Ruth stood in impenetrable shadows watching happy people silhouetted against the glare of tent lights. She used to be happy there, too.

Darkness embraced her as she washed down a handful of pills with warm beer.

Take these, the doctors said. Better? Try this instead.

Haphazard prescriptions held no keys for the locked doorway to her troubled mind.

Let them hone their skills on someone else. Tonight she was going to show them what dosage the cure required.

A song from a brighter past wafted across the midway. She smiled ruefully. Downed a few more pills….

(the song she heard)

 

 

 

Post Script: I want to share something that Valerie Davies shared with me in the comments section. I’d never heard of Don Ritchie before I wrote my story but I can’t thank Valerie enough for telling me of him and the way he helped those in need. (Valerie’s story is pretty amazing, too. Check out her ‘about’ page to read about a life well lived.)

Twists and Turns

14 Aug

This afternoon I got into my truck to drive into town and saw Widget, my Australian Heeler, walk out from his place in the shade of the mock orange bushes on the side of the house. He’d come out to see me and the least I could do was return the favor. I got out, knelt down and rubbed the sleep from the corners of his eyes and when he was looking square into mine I asked him to please come find me in heaven. I told him I’m going to need his help and that I hope he’ll meet me whenever I show up. Widget’s brown eyes showed no sign of comprehension, but if you don’t ask, the answer’s always no. So I asked, and personally, I think he’ll be there when the time comes.

Back in the truck and driving down the long driveway past the barn and stables, the arena full of weeds, and out the gate I thought about the time with Widget and about the changes that will happen in my life because of how I spent those two minutes.

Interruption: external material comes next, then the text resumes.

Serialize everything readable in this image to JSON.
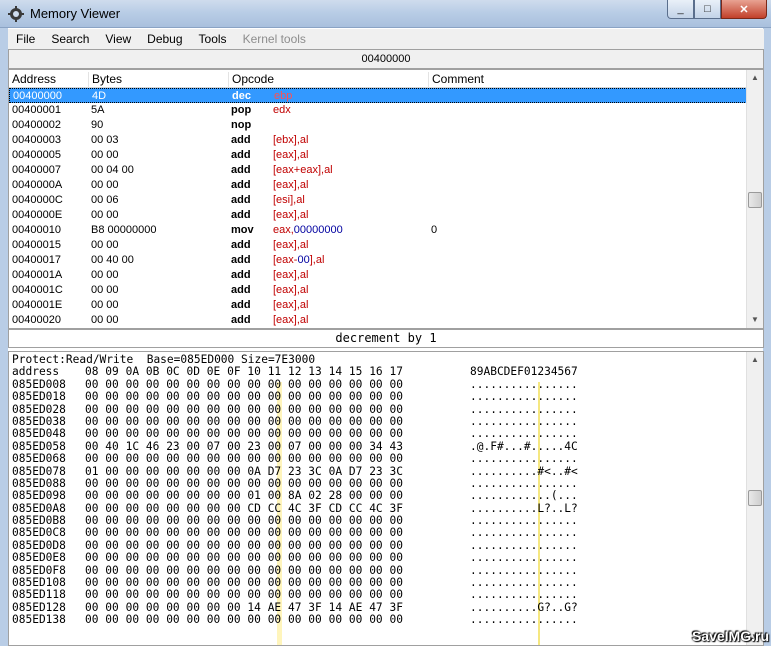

Each decision changes everything that follows and each day is filled with an almost infinite stream of moments. Twists and turns that lead to….more twists and turns. And whither then? What’s out there waiting round each corner? The only answer is the one the grizzled New Englander whittling on the front porch of the general store gave to the tourist asking whether it was going to rain that day; “Hard tellin’, not knowin'”.

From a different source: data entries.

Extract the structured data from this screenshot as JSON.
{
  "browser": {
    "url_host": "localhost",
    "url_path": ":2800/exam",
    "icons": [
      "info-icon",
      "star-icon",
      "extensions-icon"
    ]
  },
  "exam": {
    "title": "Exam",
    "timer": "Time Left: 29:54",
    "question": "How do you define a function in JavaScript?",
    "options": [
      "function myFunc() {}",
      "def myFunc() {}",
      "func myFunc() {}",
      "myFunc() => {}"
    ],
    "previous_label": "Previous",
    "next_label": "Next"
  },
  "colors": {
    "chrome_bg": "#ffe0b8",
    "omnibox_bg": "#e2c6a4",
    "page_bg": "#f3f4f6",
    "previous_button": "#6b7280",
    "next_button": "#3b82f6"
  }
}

Tomorrow I’m taking grandkids to a resort hotel down on the coast. They want to go on a water slide that corkscrews for a hundred and twenty feet of distance and thirty or so feet of elevation change and empties into a pool near a cave-like grotto. Almost twenty-six years to the day, the very same hotel was about to open its doors to customers and I was doing punch list clean up work for the terrazzo company I was working for. The pools had just been filled and were being inspected for leaks and new hotel staff was being trained. Most of the construction crews were long gone but there was still quite a few workers like myself on the grounds, aware that very soon we were going to have to move on, find other work or take a long unpaid vacation. (A resume of mine had been in the hands of the Operations Manager of Atlantis Submarines in Kona for a few months but that’s another story, and at the time I had no idea what, if anything, was going to happen there.)

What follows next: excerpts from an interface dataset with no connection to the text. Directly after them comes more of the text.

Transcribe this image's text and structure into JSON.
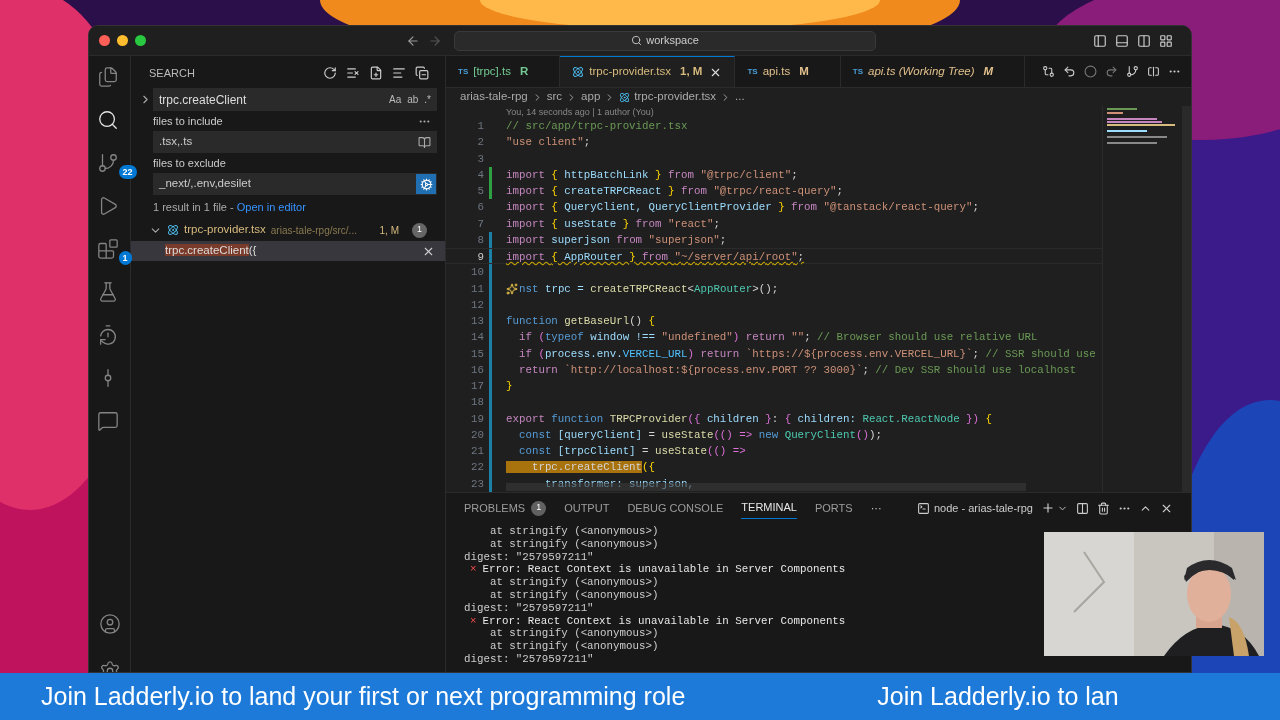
{
  "title_bar": {
    "search": "workspace"
  },
  "activity_bar": [
    {
      "selected": false
    },
    {
      "selected": true
    },
    {
      "selected": false,
      "badge": "22"
    },
    {
      "selected": false
    },
    {
      "selected": false,
      "badge": "1"
    },
    {
      "selected": false
    },
    {
      "selected": false
    },
    {
      "selected": false
    },
    {
      "selected": false
    }
  ],
  "sidebar": {
    "title": "SEARCH",
    "query": "trpc.createClient",
    "toggles": [
      "Aa",
      "ab",
      ".*"
    ],
    "include_label": "files to include",
    "include": ".tsx,.ts",
    "exclude_label": "files to exclude",
    "exclude": "_next/,.env,desilet",
    "summary": "1 result in 1 file - ",
    "summary_link": "Open in editor",
    "results": [
      {
        "file": "trpc-provider.tsx",
        "path": "arias-tale-rpg/src/...",
        "status": "1, M",
        "count": "1",
        "expanded": true,
        "matches": [
          {
            "match": "trpc.createClient",
            "rest": "({",
            "selected": true
          }
        ]
      }
    ]
  },
  "tabs": [
    {
      "kind": "ts",
      "icon_text": "TS",
      "label": "[trpc].ts",
      "status": "R",
      "color": "#73c991",
      "italic": false,
      "selected": false
    },
    {
      "kind": "react",
      "label": "trpc-provider.tsx",
      "status": "1, M",
      "color": "#d7ba7d",
      "italic": false,
      "selected": true
    },
    {
      "kind": "ts",
      "icon_text": "TS",
      "label": "api.ts",
      "status": "M",
      "color": "#e2c08d",
      "italic": false,
      "selected": false
    },
    {
      "kind": "ts",
      "icon_text": "TS",
      "label": "api.ts (Working Tree)",
      "status": "M",
      "color": "#e2c08d",
      "italic": true,
      "selected": false
    }
  ],
  "breadcrumb": [
    "arias-tale-rpg",
    "src",
    "app",
    "trpc-provider.tsx",
    "..."
  ],
  "blame": "You, 14 seconds ago | 1 author (You)",
  "code": [
    {
      "number": "1",
      "added": false,
      "modified": false,
      "warning": false,
      "sparkle": false,
      "tokens": [
        {
          "text": "// src/app/trpc-provider.tsx",
          "kind": "comment"
        }
      ]
    },
    {
      "number": "2",
      "added": false,
      "modified": false,
      "warning": false,
      "sparkle": false,
      "tokens": [
        {
          "text": "\"use client\"",
          "kind": "str"
        },
        {
          "text": ";",
          "kind": "plain"
        }
      ]
    },
    {
      "number": "3",
      "added": false,
      "modified": false
    },
    {
      "number": "4",
      "added": true,
      "modified": false,
      "warning": false,
      "sparkle": false,
      "tokens": [
        {
          "text": "import ",
          "kind": "kw"
        },
        {
          "text": "{",
          "kind": "brace"
        },
        {
          "text": " httpBatchLink ",
          "kind": "var"
        },
        {
          "text": "}",
          "kind": "brace"
        },
        {
          "text": " from ",
          "kind": "kw"
        },
        {
          "text": "\"@trpc/client\"",
          "kind": "str"
        },
        {
          "text": ";",
          "kind": "plain"
        }
      ]
    },
    {
      "number": "5",
      "added": true,
      "modified": false,
      "warning": false,
      "sparkle": false,
      "tokens": [
        {
          "text": "import ",
          "kind": "kw"
        },
        {
          "text": "{",
          "kind": "brace"
        },
        {
          "text": " createTRPCReact ",
          "kind": "var"
        },
        {
          "text": "}",
          "kind": "brace"
        },
        {
          "text": " from ",
          "kind": "kw"
        },
        {
          "text": "\"@trpc/react-query\"",
          "kind": "str"
        },
        {
          "text": ";",
          "kind": "plain"
        }
      ]
    },
    {
      "number": "6",
      "added": false,
      "modified": false,
      "warning": false,
      "sparkle": false,
      "tokens": [
        {
          "text": "import ",
          "kind": "kw"
        },
        {
          "text": "{",
          "kind": "brace"
        },
        {
          "text": " QueryClient, QueryClientProvider ",
          "kind": "var"
        },
        {
          "text": "}",
          "kind": "brace"
        },
        {
          "text": " from ",
          "kind": "kw"
        },
        {
          "text": "\"@tanstack/react-query\"",
          "kind": "str"
        },
        {
          "text": ";",
          "kind": "plain"
        }
      ]
    },
    {
      "number": "7",
      "added": false,
      "modified": false,
      "warning": false,
      "sparkle": false,
      "tokens": [
        {
          "text": "import ",
          "kind": "kw"
        },
        {
          "text": "{",
          "kind": "brace"
        },
        {
          "text": " useState ",
          "kind": "var"
        },
        {
          "text": "}",
          "kind": "brace"
        },
        {
          "text": " from ",
          "kind": "kw"
        },
        {
          "text": "\"react\"",
          "kind": "str"
        },
        {
          "text": ";",
          "kind": "plain"
        }
      ]
    },
    {
      "number": "8",
      "added": false,
      "modified": true,
      "warning": false,
      "sparkle": false,
      "tokens": [
        {
          "text": "import",
          "kind": "kw"
        },
        {
          "text": " superjson ",
          "kind": "var"
        },
        {
          "text": "from ",
          "kind": "kw"
        },
        {
          "text": "\"superjson\"",
          "kind": "str"
        },
        {
          "text": ";",
          "kind": "plain"
        }
      ]
    },
    {
      "number": "9",
      "added": false,
      "modified": true,
      "warning": true,
      "sparkle": false,
      "tokens": [
        {
          "text": "import ",
          "kind": "kw"
        },
        {
          "text": "{",
          "kind": "brace"
        },
        {
          "text": " AppRouter ",
          "kind": "var"
        },
        {
          "text": "}",
          "kind": "brace"
        },
        {
          "text": " from ",
          "kind": "kw"
        },
        {
          "text": "\"~/server/api/root\"",
          "kind": "str"
        },
        {
          "text": ";",
          "kind": "plain"
        }
      ]
    },
    {
      "number": "10",
      "added": false,
      "modified": true
    },
    {
      "number": "11",
      "added": false,
      "modified": true,
      "warning": false,
      "sparkle": true,
      "tokens": [
        {
          "text": "nst",
          "kind": "kw2"
        },
        {
          "text": " trpc = ",
          "kind": "var"
        },
        {
          "text": "createTRPCReact",
          "kind": "fn"
        },
        {
          "text": "<",
          "kind": "plain"
        },
        {
          "text": "AppRouter",
          "kind": "type"
        },
        {
          "text": ">();",
          "kind": "plain"
        }
      ]
    },
    {
      "number": "12",
      "added": false,
      "modified": true
    },
    {
      "number": "13",
      "added": false,
      "modified": true,
      "warning": false,
      "sparkle": false,
      "tokens": [
        {
          "text": "function",
          "kind": "kw2"
        },
        {
          "text": " getBaseUrl",
          "kind": "fn"
        },
        {
          "text": "() ",
          "kind": "plain"
        },
        {
          "text": "{",
          "kind": "brace"
        }
      ]
    },
    {
      "number": "14",
      "added": false,
      "modified": true,
      "warning": false,
      "sparkle": false,
      "tokens": [
        {
          "text": "  if ",
          "kind": "kw"
        },
        {
          "text": "(",
          "kind": "brace2"
        },
        {
          "text": "typeof",
          "kind": "kw2"
        },
        {
          "text": " window !== ",
          "kind": "var"
        },
        {
          "text": "\"undefined\"",
          "kind": "str"
        },
        {
          "text": ")",
          "kind": "brace2"
        },
        {
          "text": " return ",
          "kind": "kw"
        },
        {
          "text": "\"\"",
          "kind": "str"
        },
        {
          "text": "; ",
          "kind": "plain"
        },
        {
          "text": "// Browser should use relative URL",
          "kind": "comment"
        }
      ]
    },
    {
      "number": "15",
      "added": false,
      "modified": true,
      "warning": false,
      "sparkle": false,
      "tokens": [
        {
          "text": "  if ",
          "kind": "kw"
        },
        {
          "text": "(",
          "kind": "brace2"
        },
        {
          "text": "process.env.",
          "kind": "var"
        },
        {
          "text": "VERCEL_URL",
          "kind": "const"
        },
        {
          "text": ")",
          "kind": "brace2"
        },
        {
          "text": " return ",
          "kind": "kw"
        },
        {
          "text": "`https://${process.env.VERCEL_URL}`",
          "kind": "str"
        },
        {
          "text": "; ",
          "kind": "plain"
        },
        {
          "text": "// SSR should use",
          "kind": "comment"
        }
      ]
    },
    {
      "number": "16",
      "added": false,
      "modified": true,
      "warning": false,
      "sparkle": false,
      "tokens": [
        {
          "text": "  return ",
          "kind": "kw"
        },
        {
          "text": "`http://localhost:${process.env.PORT ?? 3000}`",
          "kind": "str"
        },
        {
          "text": "; ",
          "kind": "plain"
        },
        {
          "text": "// Dev SSR should use localhost",
          "kind": "comment"
        }
      ]
    },
    {
      "number": "17",
      "added": false,
      "modified": true,
      "warning": false,
      "sparkle": false,
      "tokens": [
        {
          "text": "}",
          "kind": "brace"
        }
      ]
    },
    {
      "number": "18",
      "added": false,
      "modified": true
    },
    {
      "number": "19",
      "added": false,
      "modified": true,
      "warning": false,
      "sparkle": false,
      "tokens": [
        {
          "text": "export ",
          "kind": "kw"
        },
        {
          "text": "function",
          "kind": "kw2"
        },
        {
          "text": " TRPCProvider",
          "kind": "fn"
        },
        {
          "text": "({",
          "kind": "brace2"
        },
        {
          "text": " children ",
          "kind": "var"
        },
        {
          "text": "}",
          "kind": "brace2"
        },
        {
          "text": ": ",
          "kind": "plain"
        },
        {
          "text": "{",
          "kind": "brace2"
        },
        {
          "text": " children: ",
          "kind": "var"
        },
        {
          "text": "React.ReactNode",
          "kind": "type"
        },
        {
          "text": " })",
          "kind": "brace2"
        },
        {
          "text": " {",
          "kind": "brace"
        }
      ]
    },
    {
      "number": "20",
      "added": false,
      "modified": true,
      "warning": false,
      "sparkle": false,
      "tokens": [
        {
          "text": "  const ",
          "kind": "kw2"
        },
        {
          "text": "[queryClient]",
          "kind": "var"
        },
        {
          "text": " = ",
          "kind": "plain"
        },
        {
          "text": "useState",
          "kind": "fn"
        },
        {
          "text": "(() => ",
          "kind": "brace2"
        },
        {
          "text": "new ",
          "kind": "kw2"
        },
        {
          "text": "QueryClient",
          "kind": "type"
        },
        {
          "text": "()",
          "kind": "brace2"
        },
        {
          "text": ");",
          "kind": "plain"
        }
      ]
    },
    {
      "number": "21",
      "added": false,
      "modified": true,
      "warning": false,
      "sparkle": false,
      "tokens": [
        {
          "text": "  const ",
          "kind": "kw2"
        },
        {
          "text": "[trpcClient]",
          "kind": "var"
        },
        {
          "text": " = ",
          "kind": "plain"
        },
        {
          "text": "useState",
          "kind": "fn"
        },
        {
          "text": "(() =>",
          "kind": "brace2"
        }
      ]
    },
    {
      "number": "22",
      "added": false,
      "modified": true,
      "warning": false,
      "sparkle": false,
      "tokens": [
        {
          "text": "    trpc.createClient",
          "kind": "match"
        },
        {
          "text": "({",
          "kind": "brace"
        }
      ]
    },
    {
      "number": "23",
      "added": false,
      "modified": true,
      "warning": false,
      "sparkle": false,
      "tokens": [
        {
          "text": "      transformer: superjson,",
          "kind": "var"
        }
      ]
    }
  ],
  "panel": {
    "tabs": [
      {
        "label": "PROBLEMS",
        "badge": "1",
        "selected": false
      },
      {
        "label": "OUTPUT",
        "selected": false
      },
      {
        "label": "DEBUG CONSOLE",
        "selected": false
      },
      {
        "label": "TERMINAL",
        "selected": true
      },
      {
        "label": "PORTS",
        "selected": false
      }
    ],
    "more": "···",
    "terminal_name": "node - arias-tale-rpg",
    "lines": [
      {
        "kind": "trace",
        "text": "    at stringify (<anonymous>)"
      },
      {
        "kind": "trace",
        "text": "    at stringify (<anonymous>)"
      },
      {
        "kind": "plain",
        "text": "digest: \"2579597211\""
      },
      {
        "kind": "error",
        "mark": "×",
        "text": "Error: React Context is unavailable in Server Components"
      },
      {
        "kind": "trace",
        "text": "    at stringify (<anonymous>)"
      },
      {
        "kind": "trace",
        "text": "    at stringify (<anonymous>)"
      },
      {
        "kind": "plain",
        "text": "digest: \"2579597211\""
      },
      {
        "kind": "error",
        "mark": "×",
        "text": "Error: React Context is unavailable in Server Components"
      },
      {
        "kind": "trace",
        "text": "    at stringify (<anonymous>)"
      },
      {
        "kind": "trace",
        "text": "    at stringify (<anonymous>)"
      },
      {
        "kind": "plain",
        "text": "digest: \"2579597211\""
      }
    ]
  },
  "webcam": {
    "kind": "picture"
  },
  "banner": [
    "Join Ladderly.io to land your first or next programming role",
    "Join Ladderly.io to lan"
  ]
}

Four o’clock rolled by and someone put three garden hoses at the top of the water slide and turned them on full blast. Another someone found a bottle of dishwashing soap and slicked up the first twenty feet of the slide walls with it. Word spread fast and in no time there were about ten construction workers stripped down to their blue jeans and whooping and hollering as they followed each other down that slide to splash into the pool overflowing with soap suds. We were celebrating, that much was clear, but what?  The end of the day? A job well done? The unknown that waited somewhere out ahead of us?

It didn’t take long for someone to chase us out of there, but for a few beautiful minutes we were just kids having a good time, the first of many to come, sliding happily down that slide and headlong into the future. Tomorrow I’m going to have to pay for the pleasure of revisiting my past. My grandkids will think I’m there with them, little knowing that I’ll be time traveling with a big smile on my face, moving backwards along the twists and turns of the past decades until I meet myself one hot afternoon a long time ago, the first guy down the water slide.

(the slide now)